Aircraft icing is a common and major hazard to the aviation industry. Depending on conditions, icing may have very little or major impact to aircraft performance. The types of icing that form on and affect aircraft, the variables in how each type of icing is formed and the categories of severity will be discussed. Numerous methods of prevention and treatment exist and all pilots should be well versed in flight rules and regulations concerning avoidance and response to icing situations.
Aircraft icing is nothing but trouble and a significant hazard to the aviation community. With the right upper level conditions, our winter season allows icing to occur when least expected and most pilots know very little about where icing will actually occur. With a small bit of meteorology related education, most can learn where ice may be waiting for them and how it can be avoided.
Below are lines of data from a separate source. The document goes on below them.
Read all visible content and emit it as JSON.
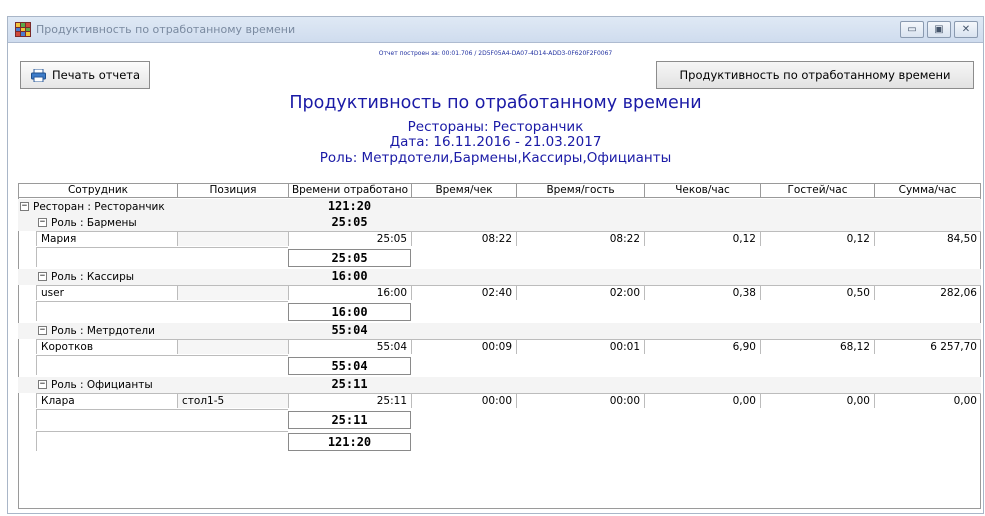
{
  "window": {
    "title": "Продуктивность по отработанному времени",
    "buttons": {
      "minimize": "▭",
      "maximize": "▣",
      "close": "✕"
    }
  },
  "report_info": "Отчет построен за: 00:01.706 / 2D5F05A4-DA07-4D14-ADD3-0F620F2F0067",
  "toolbar": {
    "print_label": "Печать отчета",
    "report_name_label": "Продуктивность по отработанному времени"
  },
  "report": {
    "title": "Продуктивность по отработанному времени",
    "restaurants": "Рестораны: Ресторанчик",
    "date": "Дата: 16.11.2016 - 21.03.2017",
    "roles": "Роль: Метрдотели,Бармены,Кассиры,Официанты"
  },
  "table": {
    "columns": [
      "Сотрудник",
      "Позиция",
      "Времени отработано",
      "Время/чек",
      "Время/гость",
      "Чеков/час",
      "Гостей/час",
      "Сумма/час"
    ],
    "restaurant_group": {
      "label": "Ресторан : Ресторанчик",
      "total": "121:20"
    },
    "roles": [
      {
        "label": "Роль : Бармены",
        "total": "25:05",
        "subtotal": "25:05",
        "rows": [
          {
            "employee": "Мария",
            "position": "",
            "worked": "25:05",
            "time_per_check": "08:22",
            "time_per_guest": "08:22",
            "checks_per_hour": "0,12",
            "guests_per_hour": "0,12",
            "sum_per_hour": "84,50"
          }
        ]
      },
      {
        "label": "Роль : Кассиры",
        "total": "16:00",
        "subtotal": "16:00",
        "rows": [
          {
            "employee": "user",
            "position": "",
            "worked": "16:00",
            "time_per_check": "02:40",
            "time_per_guest": "02:00",
            "checks_per_hour": "0,38",
            "guests_per_hour": "0,50",
            "sum_per_hour": "282,06"
          }
        ]
      },
      {
        "label": "Роль : Метрдотели",
        "total": "55:04",
        "subtotal": "55:04",
        "rows": [
          {
            "employee": "Коротков",
            "position": "",
            "worked": "55:04",
            "time_per_check": "00:09",
            "time_per_guest": "00:01",
            "checks_per_hour": "6,90",
            "guests_per_hour": "68,12",
            "sum_per_hour": "6 257,70"
          }
        ]
      },
      {
        "label": "Роль : Официанты",
        "total": "25:11",
        "subtotal": "25:11",
        "rows": [
          {
            "employee": "Клара",
            "position": "стол1-5",
            "worked": "25:11",
            "time_per_check": "00:00",
            "time_per_guest": "00:00",
            "checks_per_hour": "0,00",
            "guests_per_hour": "0,00",
            "sum_per_hour": "0,00"
          }
        ]
      }
    ],
    "grand_total": "121:20",
    "toggle_symbol": "−"
  },
  "icons": {
    "app": "grid-app-icon",
    "print": "printer-icon"
  },
  "colors": {
    "title_text": "#1a1aa6",
    "titlebar": "#d7e3f3"
  }
}
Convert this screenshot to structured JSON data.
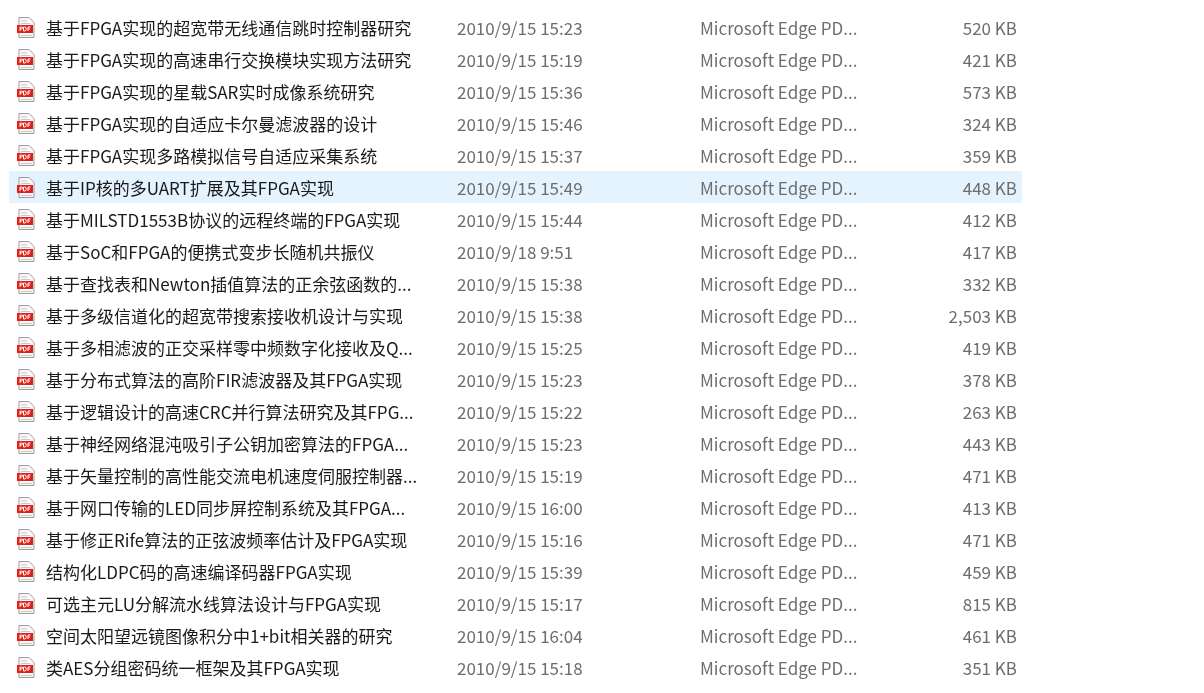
{
  "files": [
    {
      "name": "基于FPGA实现的超宽带无线通信跳时控制器研究",
      "date": "2010/9/15 15:23",
      "type": "Microsoft Edge PD...",
      "size": "520 KB",
      "highlighted": false
    },
    {
      "name": "基于FPGA实现的高速串行交换模块实现方法研究",
      "date": "2010/9/15 15:19",
      "type": "Microsoft Edge PD...",
      "size": "421 KB",
      "highlighted": false
    },
    {
      "name": "基于FPGA实现的星载SAR实时成像系统研究",
      "date": "2010/9/15 15:36",
      "type": "Microsoft Edge PD...",
      "size": "573 KB",
      "highlighted": false
    },
    {
      "name": "基于FPGA实现的自适应卡尔曼滤波器的设计",
      "date": "2010/9/15 15:46",
      "type": "Microsoft Edge PD...",
      "size": "324 KB",
      "highlighted": false
    },
    {
      "name": "基于FPGA实现多路模拟信号自适应采集系统",
      "date": "2010/9/15 15:37",
      "type": "Microsoft Edge PD...",
      "size": "359 KB",
      "highlighted": false
    },
    {
      "name": "基于IP核的多UART扩展及其FPGA实现",
      "date": "2010/9/15 15:49",
      "type": "Microsoft Edge PD...",
      "size": "448 KB",
      "highlighted": true
    },
    {
      "name": "基于MILSTD1553B协议的远程终端的FPGA实现",
      "date": "2010/9/15 15:44",
      "type": "Microsoft Edge PD...",
      "size": "412 KB",
      "highlighted": false
    },
    {
      "name": "基于SoC和FPGA的便携式变步长随机共振仪",
      "date": "2010/9/18 9:51",
      "type": "Microsoft Edge PD...",
      "size": "417 KB",
      "highlighted": false
    },
    {
      "name": "基于查找表和Newton插值算法的正余弦函数的...",
      "date": "2010/9/15 15:38",
      "type": "Microsoft Edge PD...",
      "size": "332 KB",
      "highlighted": false
    },
    {
      "name": "基于多级信道化的超宽带搜索接收机设计与实现",
      "date": "2010/9/15 15:38",
      "type": "Microsoft Edge PD...",
      "size": "2,503 KB",
      "highlighted": false
    },
    {
      "name": "基于多相滤波的正交采样零中频数字化接收及Q...",
      "date": "2010/9/15 15:25",
      "type": "Microsoft Edge PD...",
      "size": "419 KB",
      "highlighted": false
    },
    {
      "name": "基于分布式算法的高阶FIR滤波器及其FPGA实现",
      "date": "2010/9/15 15:23",
      "type": "Microsoft Edge PD...",
      "size": "378 KB",
      "highlighted": false
    },
    {
      "name": "基于逻辑设计的高速CRC并行算法研究及其FPG...",
      "date": "2010/9/15 15:22",
      "type": "Microsoft Edge PD...",
      "size": "263 KB",
      "highlighted": false
    },
    {
      "name": "基于神经网络混沌吸引子公钥加密算法的FPGA...",
      "date": "2010/9/15 15:23",
      "type": "Microsoft Edge PD...",
      "size": "443 KB",
      "highlighted": false
    },
    {
      "name": "基于矢量控制的高性能交流电机速度伺服控制器...",
      "date": "2010/9/15 15:19",
      "type": "Microsoft Edge PD...",
      "size": "471 KB",
      "highlighted": false
    },
    {
      "name": "基于网口传输的LED同步屏控制系统及其FPGA...",
      "date": "2010/9/15 16:00",
      "type": "Microsoft Edge PD...",
      "size": "413 KB",
      "highlighted": false
    },
    {
      "name": "基于修正Rife算法的正弦波频率估计及FPGA实现",
      "date": "2010/9/15 15:16",
      "type": "Microsoft Edge PD...",
      "size": "471 KB",
      "highlighted": false
    },
    {
      "name": "结构化LDPC码的高速编译码器FPGA实现",
      "date": "2010/9/15 15:39",
      "type": "Microsoft Edge PD...",
      "size": "459 KB",
      "highlighted": false
    },
    {
      "name": "可选主元LU分解流水线算法设计与FPGA实现",
      "date": "2010/9/15 15:17",
      "type": "Microsoft Edge PD...",
      "size": "815 KB",
      "highlighted": false
    },
    {
      "name": "空间太阳望远镜图像积分中1+bit相关器的研究",
      "date": "2010/9/15 16:04",
      "type": "Microsoft Edge PD...",
      "size": "461 KB",
      "highlighted": false
    },
    {
      "name": "类AES分组密码统一框架及其FPGA实现",
      "date": "2010/9/15 15:18",
      "type": "Microsoft Edge PD...",
      "size": "351 KB",
      "highlighted": false
    }
  ]
}
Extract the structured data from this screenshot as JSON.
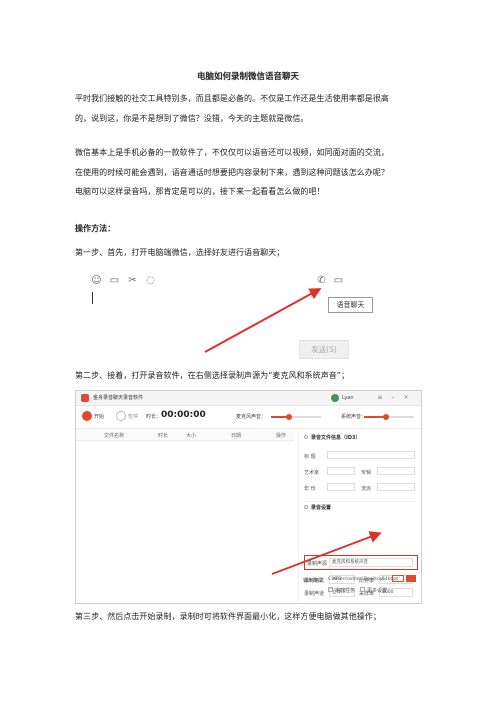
{
  "doc": {
    "title": "电脑如何录制微信语音聊天",
    "para1_line1": "平时我们接触的社交工具特别多，而且都是必备的。不仅是工作还是生活使用率都是很高",
    "para1_line2": "的，说到这，你是不是想到了微信？没错，今天的主题就是微信。",
    "para2_line1": "微信基本上是手机必备的一款软件了，不仅仅可以语音还可以视频，如同面对面的交流，",
    "para2_line2": "在使用的时候可能会遇到，语音通话时想要把内容录制下来，遇到这种问题该怎么办呢？",
    "para2_line3": "电脑可以这样录音吗，那肯定是可以的，接下来一起看看怎么做的吧！",
    "method_heading": "操作方法：",
    "step1": "第一步、首先，打开电脑端微信，选择好友进行语音聊天；",
    "step2": "第二步、接着，打开录音软件，在右侧选择录制声源为“麦克风和系统声音”；",
    "step3": "第三步、然后点击开始录制，录制时可将软件界面最小化，这样方便电脑做其他操作；"
  },
  "wechat": {
    "tooltip": "语音聊天",
    "send_label": "发送(S)",
    "icons": [
      "smile-icon",
      "folder-icon",
      "scissors-icon",
      "chat-bubble-icon",
      "phone-icon",
      "video-icon"
    ]
  },
  "recorder": {
    "app_title": "金舟录音聊天录音软件",
    "username": "Lyan",
    "start_label": "开始",
    "pause_label": "暂停",
    "time_label": "时长：",
    "timer": "00:00:00",
    "mic_label": "麦克风声音：",
    "sys_label": "系统声音：",
    "table_headers": [
      "文件名称",
      "时长",
      "大小",
      "日期",
      "操作"
    ],
    "file_info_section": "录音文件信息（ID3）",
    "fields": {
      "title": "标 题",
      "artist": "艺术家",
      "album": "专辑",
      "year": "年 份",
      "genre": "流派"
    },
    "settings_section": "录音设置",
    "source_label": "录制声源",
    "source_value": "麦克风和系统声音",
    "format_label": "录制格式",
    "format_value": "MP3",
    "bitrate_label": "比特率",
    "bitrate_value": "64kbps",
    "channel_label": "录制声道",
    "channel_value": "立体声",
    "samplerate_label": "采样率",
    "samplerate_value": "8000",
    "output_label": "输出目录",
    "output_value": "C:\\Users\\admin\\Desktop\\",
    "scheduled_label": "定时任务",
    "more_label": "更多设置",
    "accent": "#e0492f"
  }
}
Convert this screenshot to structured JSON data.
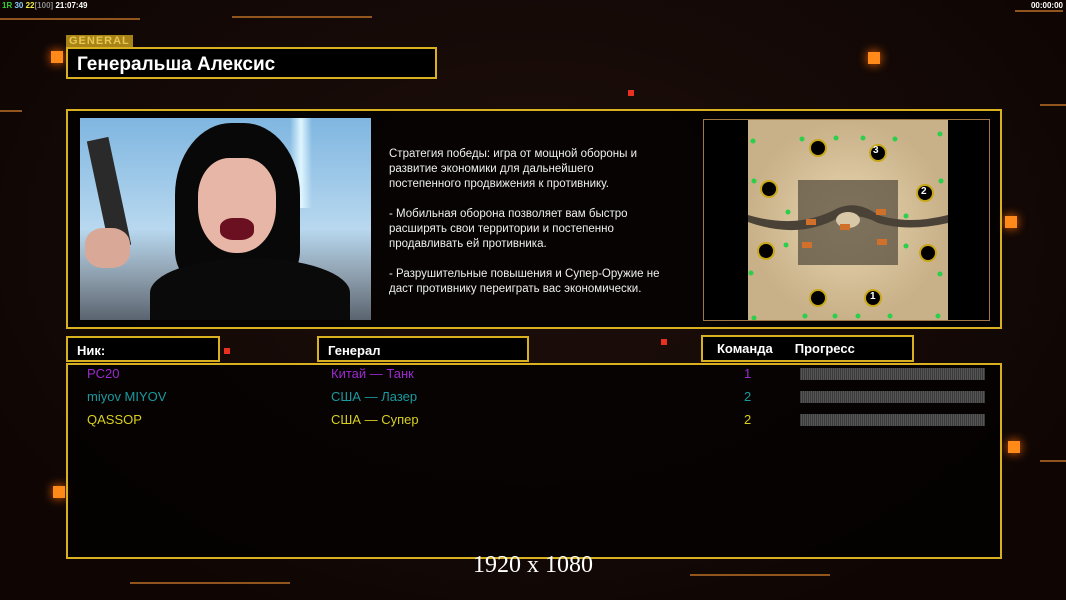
{
  "hud": {
    "left_prefix": "1R",
    "left_a": "30",
    "left_b": "22",
    "left_c": "[100]",
    "time": "21:07:49",
    "right_time": "00:00:00"
  },
  "general": {
    "tag": "GENERAL",
    "name": "Генеральша Алексис"
  },
  "description": [
    "Стратегия победы: игра от мощной обороны и\n развитие экономики для дальнейшего\n постепенного продвижения к противнику.",
    "- Мобильная оборона позволяет вам быстро\n расширять свои территории и постепенно\n продавливать ей противника.",
    "- Разрушительные повышения и Супер-Оружие не\n даст противнику переиграть вас экономически."
  ],
  "map": {
    "spawn_labels": [
      "1",
      "2",
      "3"
    ]
  },
  "table": {
    "headers": {
      "nick": "Ник:",
      "general": "Генерал",
      "team": "Команда",
      "progress": "Прогресс"
    },
    "rows": [
      {
        "nick": "PC20",
        "general": "Китай — Танк",
        "team": "1",
        "color": "#9a2ad0",
        "progress": 0
      },
      {
        "nick": "miyov MIYOV",
        "general": "США — Лазер",
        "team": "2",
        "color": "#1a9aa0",
        "progress": 0
      },
      {
        "nick": "QASSOP",
        "general": "США — Супер",
        "team": "2",
        "color": "#d8d020",
        "progress": 0
      }
    ]
  },
  "resolution": "1920 x 1080",
  "colors": {
    "accent": "#d8b020",
    "orange": "#ff8a1a"
  }
}
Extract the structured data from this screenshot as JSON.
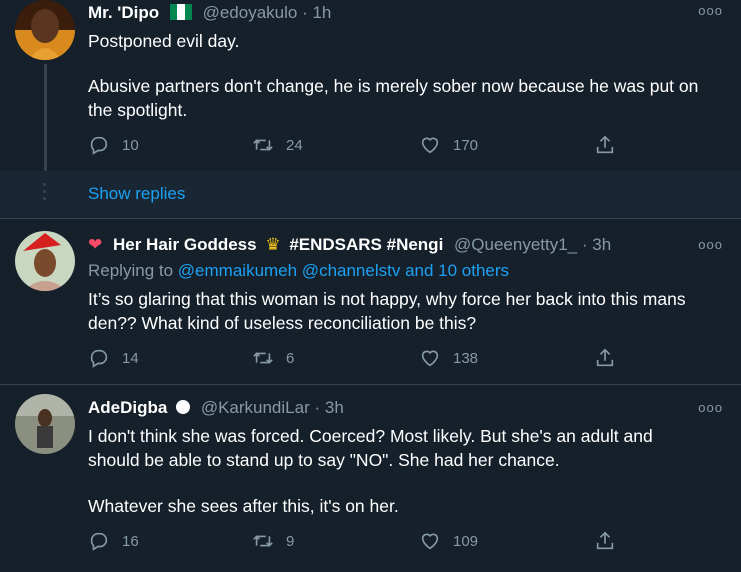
{
  "tweets": [
    {
      "name": "Mr. 'Dipo",
      "handle": "@edoyakulo",
      "time": "· 1h",
      "more": "ooo",
      "text1": "Postponed evil day.",
      "text2": "Abusive partners don't change, he is merely sober now because he was put on the spotlight.",
      "replies": "10",
      "retweets": "24",
      "likes": "170"
    },
    {
      "name": "Her Hair Goddess",
      "tags": "#ENDSARS #Nengi",
      "handle": "@Queenyetty1_",
      "time": "· 3h",
      "more": "ooo",
      "replying_prefix": "Replying to",
      "replying_users": "@emmaikumeh @channelstv and 10 others",
      "text1": "It’s so glaring that this woman is not happy, why force her back into this mans den?? What kind of useless reconciliation be this?",
      "replies": "14",
      "retweets": "6",
      "likes": "138"
    },
    {
      "name": "AdeDigba",
      "handle": "@KarkundiLar",
      "time": "· 3h",
      "more": "ooo",
      "text1": "I don't think she was forced. Coerced? Most likely. But she's an adult and should be able to stand up to say \"NO\". She had her chance.",
      "text2": "Whatever she sees after this, it's on her.",
      "replies": "16",
      "retweets": "9",
      "likes": "109"
    }
  ],
  "show_replies": "Show replies",
  "colors": {
    "background": "#15202b",
    "accent": "#1da1f2",
    "muted": "#8899a6",
    "border": "#38444d"
  }
}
Key items of merit would be where fronts were, where they were moving, the location of cloud tops/bases and what alternate routes are available. When flying, one should also be aware of several key locations in the United States: around mountains, the Great Lakes or other large bodies of water. And, if you don’t need to fly through a cloud, don’t do it. Although hazardous to all aircraft, each craft is either approved or not approved by the Federal Aviation Administration (FAA) for icy flight conditions. It is primarily the smaller and lighter aircraft that are not equipped with extensive forms of anti-icing protection and these are the ones most affected and legally banned from flight into known icing conditions (Landsberg, 2008).
Icing is normally encountered in when the temperatures range between 14 to 32 degrees Fahrenheit and liquid water is present in the atmosphere. There are basically two types of ice that adhere to airframe structures. They are known as rime and clear ice, and a mixture of the two is not uncommon. For rime ice to form, an aircraft needs to fly through an area of tiny super-cooled liquid drops. This super-cooled liquid is actually suspended in the cloud cover at temperatures already below freezing. Once the aircraft surface plows through this moisture, the drops are disrupted immediately adhere to and freeze before spreading out over the entire surface. This forms a rough and cloudy-white layer of ice known as rime. Even though the rime surface is rough and creates...